## REQUIRED WORK
In your reply, repeat every entry exactly and skip over each picture.

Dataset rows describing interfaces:
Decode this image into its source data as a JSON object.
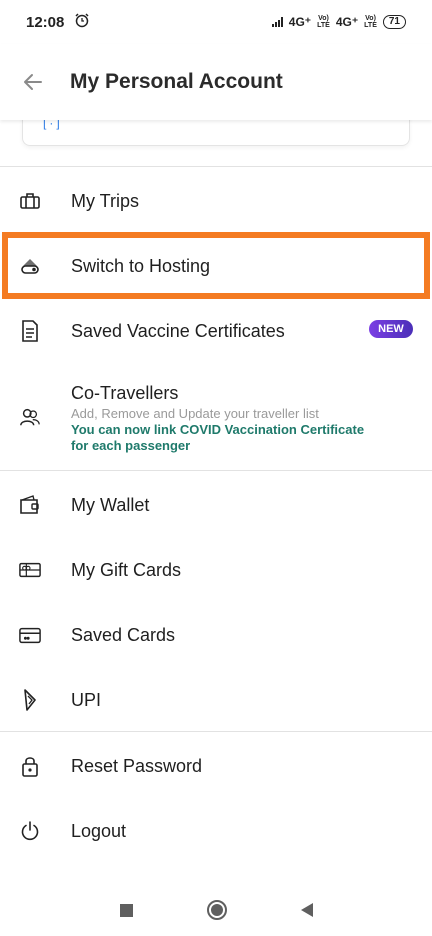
{
  "status": {
    "time": "12:08",
    "network1": "4G⁺",
    "volte1": "Vo)\nLTE",
    "network2": "4G⁺",
    "volte2": "Vo)\nLTE",
    "battery": "71"
  },
  "header": {
    "title": "My Personal Account"
  },
  "menu": {
    "trips": "My Trips",
    "hosting": "Switch to Hosting",
    "vaccine": "Saved Vaccine Certificates",
    "vaccine_badge": "NEW",
    "cotravellers_title": "Co-Travellers",
    "cotravellers_sub": "Add, Remove and Update your traveller list",
    "cotravellers_note": "You can now link COVID Vaccination Certificate for each passenger",
    "wallet": "My Wallet",
    "giftcards": "My Gift Cards",
    "savedcards": "Saved Cards",
    "upi": "UPI",
    "reset": "Reset Password",
    "logout": "Logout"
  },
  "colors": {
    "highlight": "#f47b22",
    "accent_teal": "#1f7a6b",
    "badge": "#6a37d6"
  },
  "icons": [
    "back-arrow-icon",
    "alarm-icon",
    "briefcase-icon",
    "hosting-icon",
    "document-icon",
    "people-icon",
    "wallet-icon",
    "gift-card-icon",
    "card-icon",
    "upi-icon",
    "lock-icon",
    "power-icon"
  ]
}
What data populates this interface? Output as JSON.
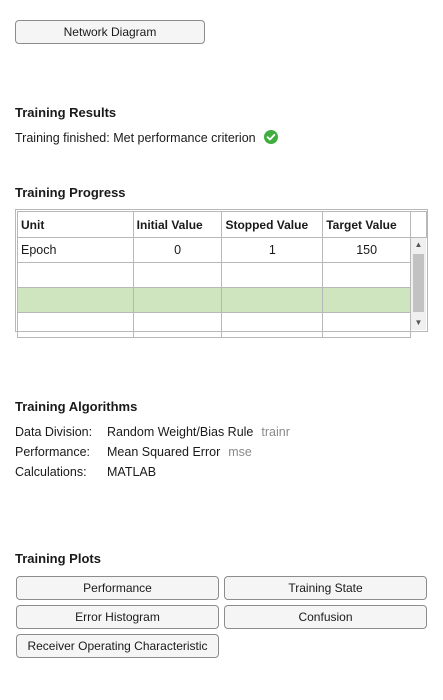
{
  "toolbar": {
    "network_diagram_label": "Network Diagram"
  },
  "training_results": {
    "title": "Training Results",
    "status": "Training finished: Met performance criterion",
    "status_icon": "check-circle-icon",
    "status_color": "#3fae3f"
  },
  "training_progress": {
    "title": "Training Progress",
    "columns": [
      "Unit",
      "Initial Value",
      "Stopped Value",
      "Target Value"
    ],
    "rows": [
      {
        "unit": "Epoch",
        "initial": "0",
        "stopped": "1",
        "target": "150"
      }
    ],
    "highlight_color": "#cfe5c0"
  },
  "training_algorithms": {
    "title": "Training Algorithms",
    "items": [
      {
        "label": "Data Division:",
        "value": "Random Weight/Bias Rule",
        "fn": "trainr"
      },
      {
        "label": "Performance:",
        "value": "Mean Squared Error",
        "fn": "mse"
      },
      {
        "label": "Calculations:",
        "value": "MATLAB",
        "fn": ""
      }
    ]
  },
  "training_plots": {
    "title": "Training Plots",
    "buttons": {
      "performance": "Performance",
      "training_state": "Training State",
      "error_histogram": "Error Histogram",
      "confusion": "Confusion",
      "roc": "Receiver Operating Characteristic"
    }
  }
}
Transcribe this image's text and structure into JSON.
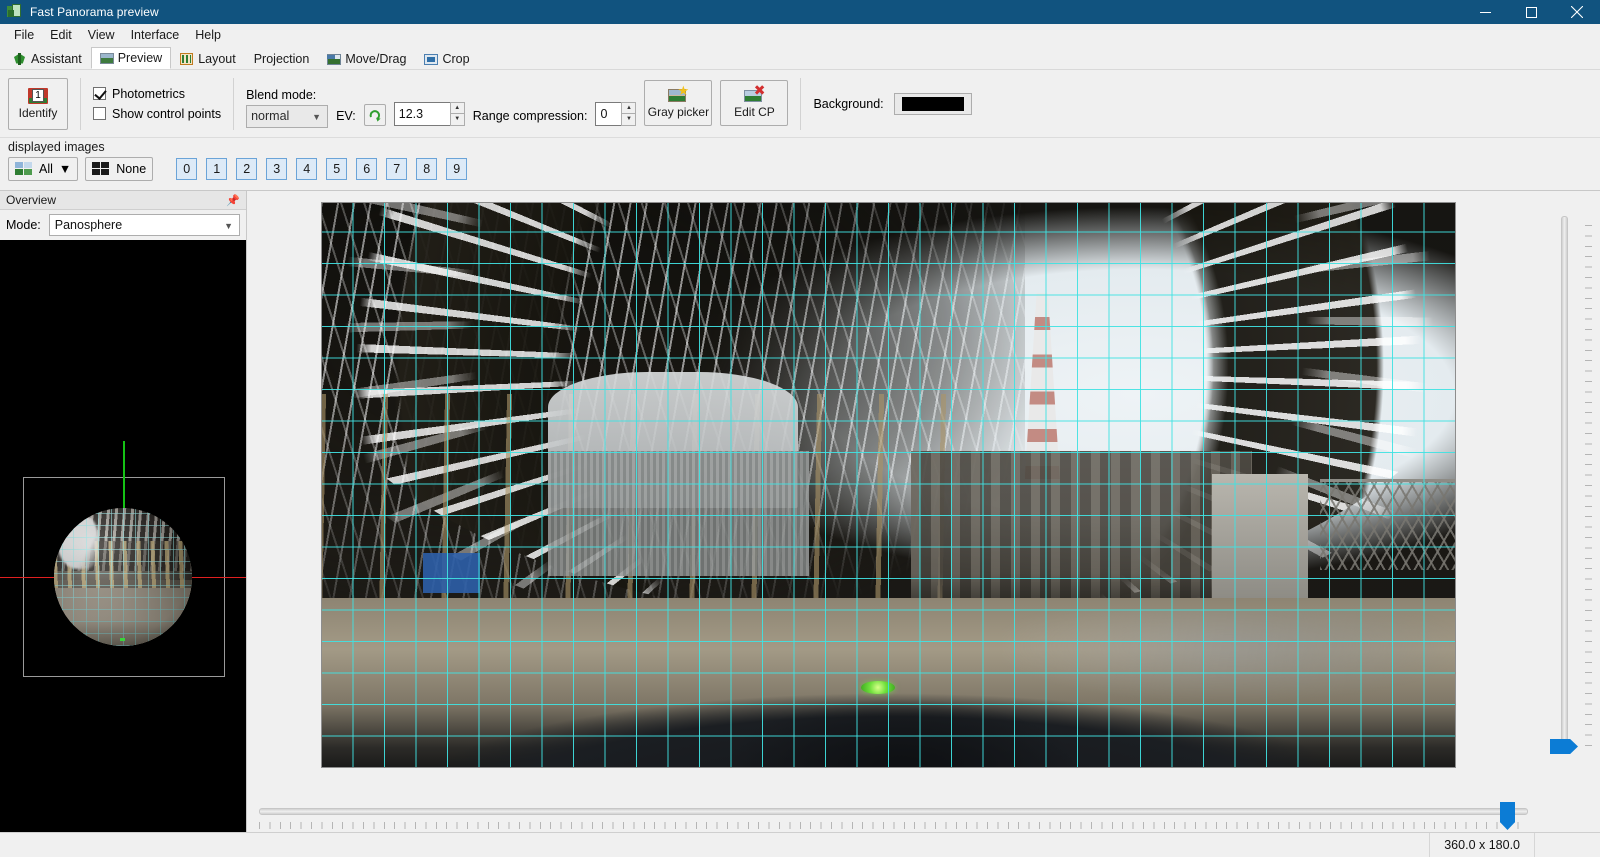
{
  "window": {
    "title": "Fast Panorama preview",
    "icon": "panorama-app-icon",
    "minimize_label": "Minimize",
    "maximize_label": "Restore",
    "close_label": "Close"
  },
  "menu": {
    "items": [
      {
        "label": "File"
      },
      {
        "label": "Edit"
      },
      {
        "label": "View"
      },
      {
        "label": "Interface"
      },
      {
        "label": "Help"
      }
    ]
  },
  "tabs": {
    "items": [
      {
        "label": "Assistant",
        "icon": "assistant-icon",
        "active": false
      },
      {
        "label": "Preview",
        "icon": "preview-icon",
        "active": true
      },
      {
        "label": "Layout",
        "icon": "layout-grid-icon",
        "active": false
      },
      {
        "label": "Projection",
        "icon": "",
        "active": false
      },
      {
        "label": "Move/Drag",
        "icon": "move-drag-icon",
        "active": false
      },
      {
        "label": "Crop",
        "icon": "crop-icon",
        "active": false
      }
    ]
  },
  "toolbar": {
    "identify_label": "Identify",
    "identify_icon": "identify-number-icon",
    "identify_badge": "1",
    "photometrics_label": "Photometrics",
    "photometrics_checked": true,
    "show_control_points_label": "Show control points",
    "show_control_points_checked": false,
    "blend_mode_label": "Blend mode:",
    "blend_mode_value": "normal",
    "blend_mode_options": [
      "normal"
    ],
    "ev_label": "EV:",
    "ev_reset_icon": "reset-arrow-icon",
    "ev_value": "12.3",
    "range_compression_label": "Range compression:",
    "range_compression_value": "0",
    "gray_picker_label": "Gray picker",
    "gray_picker_icon": "gray-picker-icon",
    "edit_cp_label": "Edit CP",
    "edit_cp_icon": "edit-control-points-icon",
    "background_label": "Background:",
    "background_color": "#000000"
  },
  "displayed_images": {
    "caption": "displayed images",
    "all_label": "All",
    "all_caret": "▼",
    "none_label": "None",
    "numbers": [
      "0",
      "1",
      "2",
      "3",
      "4",
      "5",
      "6",
      "7",
      "8",
      "9"
    ]
  },
  "overview": {
    "panel_title": "Overview",
    "pin_icon": "pin-icon",
    "mode_label": "Mode:",
    "mode_value": "Panosphere",
    "mode_options": [
      "Panosphere"
    ]
  },
  "preview": {
    "projection_grid_color": "#40e2e2",
    "canvas_background": "#000000",
    "scene_description": "equirectangular industrial hall panorama with grid overlay"
  },
  "sliders": {
    "horizontal_name": "horizontal-field-of-view-slider",
    "vertical_name": "vertical-field-of-view-slider"
  },
  "statusbar": {
    "fov": "360.0 x 180.0"
  }
}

## SOLUTION TO THIS PROBLEM
Decode this image into its source data as a JSON object.
{
  "status": {
    "time": "12:08",
    "network1": "4G⁺",
    "volte1": "Vo)\nLTE",
    "network2": "4G⁺",
    "volte2": "Vo)\nLTE",
    "battery": "71"
  },
  "header": {
    "title": "My Personal Account"
  },
  "menu": {
    "trips": "My Trips",
    "hosting": "Switch to Hosting",
    "vaccine": "Saved Vaccine Certificates",
    "vaccine_badge": "NEW",
    "cotravellers_title": "Co-Travellers",
    "cotravellers_sub": "Add, Remove and Update your traveller list",
    "cotravellers_note": "You can now link COVID Vaccination Certificate for each passenger",
    "wallet": "My Wallet",
    "giftcards": "My Gift Cards",
    "savedcards": "Saved Cards",
    "upi": "UPI",
    "reset": "Reset Password",
    "logout": "Logout"
  },
  "colors": {
    "highlight": "#f47b22",
    "accent_teal": "#1f7a6b",
    "badge": "#6a37d6"
  },
  "icons": [
    "back-arrow-icon",
    "alarm-icon",
    "briefcase-icon",
    "hosting-icon",
    "document-icon",
    "people-icon",
    "wallet-icon",
    "gift-card-icon",
    "card-icon",
    "upi-icon",
    "lock-icon",
    "power-icon"
  ]
}
What data populates this interface? Output as JSON.
{
  "toolbar": {
    "network_diagram_label": "Network Diagram"
  },
  "training_results": {
    "title": "Training Results",
    "status": "Training finished: Met performance criterion",
    "status_icon": "check-circle-icon",
    "status_color": "#3fae3f"
  },
  "training_progress": {
    "title": "Training Progress",
    "columns": [
      "Unit",
      "Initial Value",
      "Stopped Value",
      "Target Value"
    ],
    "rows": [
      {
        "unit": "Epoch",
        "initial": "0",
        "stopped": "1",
        "target": "150"
      }
    ],
    "highlight_color": "#cfe5c0"
  },
  "training_algorithms": {
    "title": "Training Algorithms",
    "items": [
      {
        "label": "Data Division:",
        "value": "Random Weight/Bias Rule",
        "fn": "trainr"
      },
      {
        "label": "Performance:",
        "value": "Mean Squared Error",
        "fn": "mse"
      },
      {
        "label": "Calculations:",
        "value": "MATLAB",
        "fn": ""
      }
    ]
  },
  "training_plots": {
    "title": "Training Plots",
    "buttons": {
      "performance": "Performance",
      "training_state": "Training State",
      "error_histogram": "Error Histogram",
      "confusion": "Confusion",
      "roc": "Receiver Operating Characteristic"
    }
  }
}
Transcribe this image's text and structure into JSON.
{
  "window": {
    "title": "Fast Panorama preview",
    "icon": "panorama-app-icon",
    "minimize_label": "Minimize",
    "maximize_label": "Restore",
    "close_label": "Close"
  },
  "menu": {
    "items": [
      {
        "label": "File"
      },
      {
        "label": "Edit"
      },
      {
        "label": "View"
      },
      {
        "label": "Interface"
      },
      {
        "label": "Help"
      }
    ]
  },
  "tabs": {
    "items": [
      {
        "label": "Assistant",
        "icon": "assistant-icon",
        "active": false
      },
      {
        "label": "Preview",
        "icon": "preview-icon",
        "active": true
      },
      {
        "label": "Layout",
        "icon": "layout-grid-icon",
        "active": false
      },
      {
        "label": "Projection",
        "icon": "",
        "active": false
      },
      {
        "label": "Move/Drag",
        "icon": "move-drag-icon",
        "active": false
      },
      {
        "label": "Crop",
        "icon": "crop-icon",
        "active": false
      }
    ]
  },
  "toolbar": {
    "identify_label": "Identify",
    "identify_icon": "identify-number-icon",
    "identify_badge": "1",
    "photometrics_label": "Photometrics",
    "photometrics_checked": true,
    "show_control_points_label": "Show control points",
    "show_control_points_checked": false,
    "blend_mode_label": "Blend mode:",
    "blend_mode_value": "normal",
    "blend_mode_options": [
      "normal"
    ],
    "ev_label": "EV:",
    "ev_reset_icon": "reset-arrow-icon",
    "ev_value": "12.3",
    "range_compression_label": "Range compression:",
    "range_compression_value": "0",
    "gray_picker_label": "Gray picker",
    "gray_picker_icon": "gray-picker-icon",
    "edit_cp_label": "Edit CP",
    "edit_cp_icon": "edit-control-points-icon",
    "background_label": "Background:",
    "background_color": "#000000"
  },
  "displayed_images": {
    "caption": "displayed images",
    "all_label": "All",
    "all_caret": "▼",
    "none_label": "None",
    "numbers": [
      "0",
      "1",
      "2",
      "3",
      "4",
      "5",
      "6",
      "7",
      "8",
      "9"
    ]
  },
  "overview": {
    "panel_title": "Overview",
    "pin_icon": "pin-icon",
    "mode_label": "Mode:",
    "mode_value": "Panosphere",
    "mode_options": [
      "Panosphere"
    ]
  },
  "preview": {
    "projection_grid_color": "#40e2e2",
    "canvas_background": "#000000",
    "scene_description": "equirectangular industrial hall panorama with grid overlay"
  },
  "sliders": {
    "horizontal_name": "horizontal-field-of-view-slider",
    "vertical_name": "vertical-field-of-view-slider"
  },
  "statusbar": {
    "fov": "360.0 x 180.0"
  }
}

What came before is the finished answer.